**Material supplied**.
************
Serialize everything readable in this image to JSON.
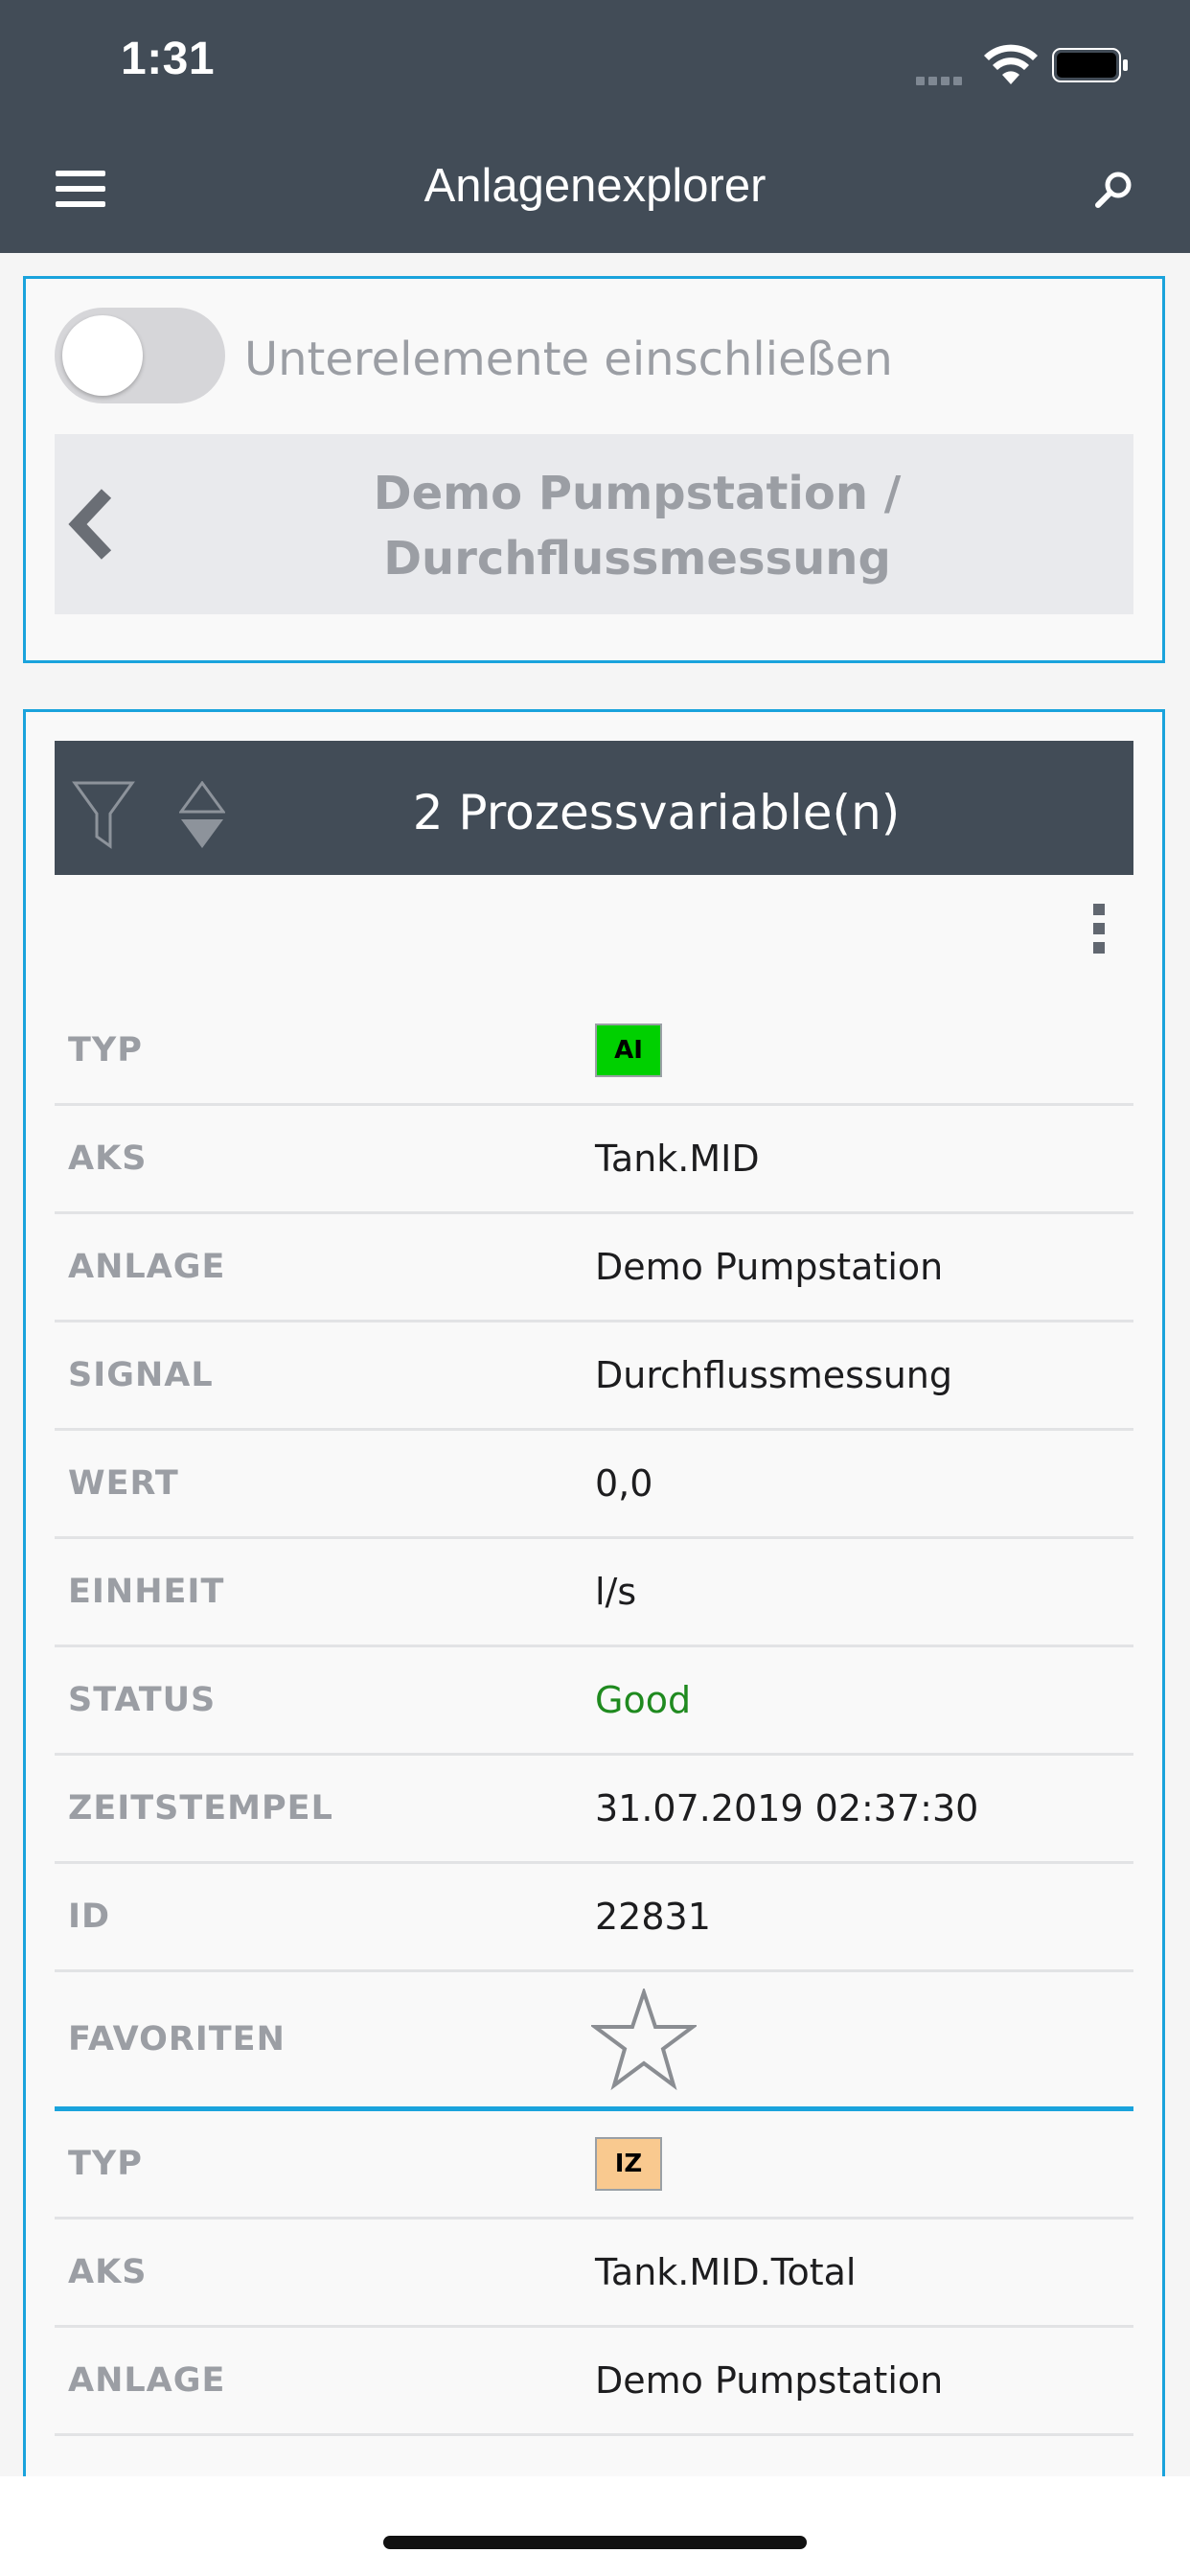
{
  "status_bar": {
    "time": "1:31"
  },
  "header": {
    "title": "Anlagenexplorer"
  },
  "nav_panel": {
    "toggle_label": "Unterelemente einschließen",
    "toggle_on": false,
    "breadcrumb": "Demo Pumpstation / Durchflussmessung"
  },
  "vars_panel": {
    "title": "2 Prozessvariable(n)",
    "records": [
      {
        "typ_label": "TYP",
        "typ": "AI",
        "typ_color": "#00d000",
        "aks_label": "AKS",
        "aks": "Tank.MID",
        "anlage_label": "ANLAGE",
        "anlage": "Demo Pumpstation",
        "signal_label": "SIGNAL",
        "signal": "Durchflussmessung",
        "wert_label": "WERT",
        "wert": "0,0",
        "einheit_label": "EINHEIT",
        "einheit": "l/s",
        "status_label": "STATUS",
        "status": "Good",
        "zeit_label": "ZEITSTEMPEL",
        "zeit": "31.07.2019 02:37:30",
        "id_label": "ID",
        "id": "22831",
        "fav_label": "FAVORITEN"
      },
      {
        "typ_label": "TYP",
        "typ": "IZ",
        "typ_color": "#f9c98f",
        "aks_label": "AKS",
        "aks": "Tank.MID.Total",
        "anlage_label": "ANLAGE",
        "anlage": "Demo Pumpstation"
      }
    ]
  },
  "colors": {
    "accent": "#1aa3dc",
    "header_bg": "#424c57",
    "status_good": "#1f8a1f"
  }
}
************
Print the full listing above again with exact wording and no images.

Serialize everything readable in this image to JSON.
{
  "status_bar": {
    "time": "1:31"
  },
  "header": {
    "title": "Anlagenexplorer"
  },
  "nav_panel": {
    "toggle_label": "Unterelemente einschließen",
    "toggle_on": false,
    "breadcrumb": "Demo Pumpstation / Durchflussmessung"
  },
  "vars_panel": {
    "title": "2 Prozessvariable(n)",
    "records": [
      {
        "typ_label": "TYP",
        "typ": "AI",
        "typ_color": "#00d000",
        "aks_label": "AKS",
        "aks": "Tank.MID",
        "anlage_label": "ANLAGE",
        "anlage": "Demo Pumpstation",
        "signal_label": "SIGNAL",
        "signal": "Durchflussmessung",
        "wert_label": "WERT",
        "wert": "0,0",
        "einheit_label": "EINHEIT",
        "einheit": "l/s",
        "status_label": "STATUS",
        "status": "Good",
        "zeit_label": "ZEITSTEMPEL",
        "zeit": "31.07.2019 02:37:30",
        "id_label": "ID",
        "id": "22831",
        "fav_label": "FAVORITEN"
      },
      {
        "typ_label": "TYP",
        "typ": "IZ",
        "typ_color": "#f9c98f",
        "aks_label": "AKS",
        "aks": "Tank.MID.Total",
        "anlage_label": "ANLAGE",
        "anlage": "Demo Pumpstation"
      }
    ]
  },
  "colors": {
    "accent": "#1aa3dc",
    "header_bg": "#424c57",
    "status_good": "#1f8a1f"
  }
}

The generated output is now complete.